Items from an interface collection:
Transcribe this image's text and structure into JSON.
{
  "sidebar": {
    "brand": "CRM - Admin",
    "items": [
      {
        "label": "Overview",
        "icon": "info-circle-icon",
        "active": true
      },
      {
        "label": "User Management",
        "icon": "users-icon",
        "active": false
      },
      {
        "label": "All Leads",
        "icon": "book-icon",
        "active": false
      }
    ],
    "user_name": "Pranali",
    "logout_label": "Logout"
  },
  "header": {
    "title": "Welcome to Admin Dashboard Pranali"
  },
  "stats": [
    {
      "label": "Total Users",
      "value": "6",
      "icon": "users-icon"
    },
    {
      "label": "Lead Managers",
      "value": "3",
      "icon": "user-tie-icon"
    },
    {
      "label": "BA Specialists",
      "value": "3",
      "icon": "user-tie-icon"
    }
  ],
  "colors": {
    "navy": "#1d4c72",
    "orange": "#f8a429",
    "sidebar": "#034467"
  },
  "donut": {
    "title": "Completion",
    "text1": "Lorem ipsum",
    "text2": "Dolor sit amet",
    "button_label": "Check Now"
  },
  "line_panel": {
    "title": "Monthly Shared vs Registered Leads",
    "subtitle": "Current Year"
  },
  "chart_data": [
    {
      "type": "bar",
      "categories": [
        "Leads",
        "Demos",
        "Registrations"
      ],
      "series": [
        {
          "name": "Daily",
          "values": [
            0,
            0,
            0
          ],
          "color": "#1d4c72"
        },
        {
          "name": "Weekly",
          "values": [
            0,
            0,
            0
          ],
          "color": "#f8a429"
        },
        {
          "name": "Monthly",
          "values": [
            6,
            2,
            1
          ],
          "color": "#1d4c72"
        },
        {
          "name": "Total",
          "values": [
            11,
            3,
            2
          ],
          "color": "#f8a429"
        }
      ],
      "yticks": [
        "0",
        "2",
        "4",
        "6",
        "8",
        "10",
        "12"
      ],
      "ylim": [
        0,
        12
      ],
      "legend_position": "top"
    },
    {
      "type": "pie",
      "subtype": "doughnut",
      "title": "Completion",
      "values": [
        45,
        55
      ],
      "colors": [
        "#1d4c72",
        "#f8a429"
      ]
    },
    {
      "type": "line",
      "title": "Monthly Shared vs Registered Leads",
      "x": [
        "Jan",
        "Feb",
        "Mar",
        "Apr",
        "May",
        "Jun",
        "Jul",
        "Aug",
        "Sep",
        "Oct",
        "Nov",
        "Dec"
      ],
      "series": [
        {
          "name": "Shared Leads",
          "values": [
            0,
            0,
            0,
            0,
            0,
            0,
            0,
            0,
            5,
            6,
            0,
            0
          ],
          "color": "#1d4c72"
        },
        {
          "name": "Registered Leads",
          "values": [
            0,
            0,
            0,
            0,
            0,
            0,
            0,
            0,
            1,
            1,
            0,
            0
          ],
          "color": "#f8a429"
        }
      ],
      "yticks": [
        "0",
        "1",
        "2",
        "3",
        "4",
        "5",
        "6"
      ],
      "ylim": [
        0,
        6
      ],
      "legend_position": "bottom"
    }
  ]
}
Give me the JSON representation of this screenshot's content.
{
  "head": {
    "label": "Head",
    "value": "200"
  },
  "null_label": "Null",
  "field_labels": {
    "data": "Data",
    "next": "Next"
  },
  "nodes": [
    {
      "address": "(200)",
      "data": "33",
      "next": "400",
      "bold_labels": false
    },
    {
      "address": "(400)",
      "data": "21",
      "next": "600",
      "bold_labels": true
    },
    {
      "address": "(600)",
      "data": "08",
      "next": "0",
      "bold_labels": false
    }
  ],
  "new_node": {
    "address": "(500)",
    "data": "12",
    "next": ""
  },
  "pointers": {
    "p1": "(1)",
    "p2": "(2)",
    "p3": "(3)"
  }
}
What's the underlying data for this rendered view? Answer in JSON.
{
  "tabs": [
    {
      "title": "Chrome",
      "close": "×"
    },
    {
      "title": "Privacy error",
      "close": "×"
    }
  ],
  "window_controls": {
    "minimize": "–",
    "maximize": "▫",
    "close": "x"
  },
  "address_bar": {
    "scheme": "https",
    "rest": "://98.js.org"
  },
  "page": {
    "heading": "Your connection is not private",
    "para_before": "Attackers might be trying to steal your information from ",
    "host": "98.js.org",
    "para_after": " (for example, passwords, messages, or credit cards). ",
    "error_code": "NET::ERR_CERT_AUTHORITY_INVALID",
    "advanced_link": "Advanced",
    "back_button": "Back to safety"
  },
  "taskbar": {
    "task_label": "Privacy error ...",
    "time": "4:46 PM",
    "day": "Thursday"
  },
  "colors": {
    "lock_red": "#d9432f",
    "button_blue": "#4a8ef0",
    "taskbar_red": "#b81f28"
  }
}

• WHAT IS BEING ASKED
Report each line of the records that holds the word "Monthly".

• WORKED SOLUTION
    "title": "Monthly Shared vs Registered Leads",
          "name": "Monthly",
      "title": "Monthly Shared vs Registered Leads",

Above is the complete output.